One might ask why this is, but Ken Jennings answers that question when he says, “Reading text is a purely linear process. Look: you are reading this sentence. Now you are reading this one. The words from the line above are gone; you are only here, and the words from the line below don’t exist yet. But maps tell a different kind of story. In maps, our eyes are free to wander, spatially, the way they do when we study new surroundings in life.”(Jennings, 115) He goes on to express why fantasy maps in today’s literature matter to the reader. To do this he talks to Brandon Sanderson a best-selling author in the genre of fantasy. Brandon says, “I believe the map prepares your mind to experience the wonder, to say, ‘I am going to a new place.’”(Jennings, 113)
In closing Ken Jennings shows the reader that the border between fantasy maps and “real” maps is either very narrow or maybe not a division at all. He talks about looking at a map of his hometown; just as the reader can envision a map of their hometown. He focuses on the places he has never visited and roads he has never driven on. He tells the reader since he has no first hand experience with these places, he has to use his imagination. He wraps it all up by saying “I can imagine those places from the map, but that’s all it is; my imagination. All maps are fantasy maps in a way.” (Jennings, 120)

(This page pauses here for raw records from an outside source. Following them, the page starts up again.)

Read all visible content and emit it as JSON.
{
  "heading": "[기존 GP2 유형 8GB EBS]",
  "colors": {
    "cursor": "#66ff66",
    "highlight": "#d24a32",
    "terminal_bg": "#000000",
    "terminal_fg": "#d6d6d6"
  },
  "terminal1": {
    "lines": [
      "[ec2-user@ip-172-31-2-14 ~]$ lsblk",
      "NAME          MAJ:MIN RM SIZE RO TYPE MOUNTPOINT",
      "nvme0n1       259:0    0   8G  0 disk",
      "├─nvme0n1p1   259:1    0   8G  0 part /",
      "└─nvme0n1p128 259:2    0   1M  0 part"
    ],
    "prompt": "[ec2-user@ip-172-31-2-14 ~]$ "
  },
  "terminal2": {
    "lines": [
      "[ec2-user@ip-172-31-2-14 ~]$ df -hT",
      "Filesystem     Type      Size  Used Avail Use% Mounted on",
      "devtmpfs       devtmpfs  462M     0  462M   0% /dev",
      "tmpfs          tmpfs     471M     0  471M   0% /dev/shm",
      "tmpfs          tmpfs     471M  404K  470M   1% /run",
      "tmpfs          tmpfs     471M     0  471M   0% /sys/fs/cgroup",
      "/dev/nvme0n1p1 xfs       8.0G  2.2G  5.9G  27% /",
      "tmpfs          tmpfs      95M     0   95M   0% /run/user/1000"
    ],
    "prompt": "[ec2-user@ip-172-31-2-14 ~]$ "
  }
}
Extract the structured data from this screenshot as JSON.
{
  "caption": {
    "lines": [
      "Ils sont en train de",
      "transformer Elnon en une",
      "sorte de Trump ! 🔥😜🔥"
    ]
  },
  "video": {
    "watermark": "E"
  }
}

As a person that is not an avid reader, I really enjoy that maps can showcase information in a non-linear fashion. The amount of information on a map is so intense it is hard to say how much text it would take to explain what the eye sees spatially. Unlike reading a passage, the reader of a map is not restricted to absorbing information from left to right and top to bottom. They can allow their eye to follow the map in a way that makes sense to them, not in a fashion that is pre-determined.
Map of Magic Kingdom at the Walt Disney World Resort in Orlando, Florida. This map not only tells a story but creates stories for all the people that walk its paths. But the main question is….is this map real or fantasy?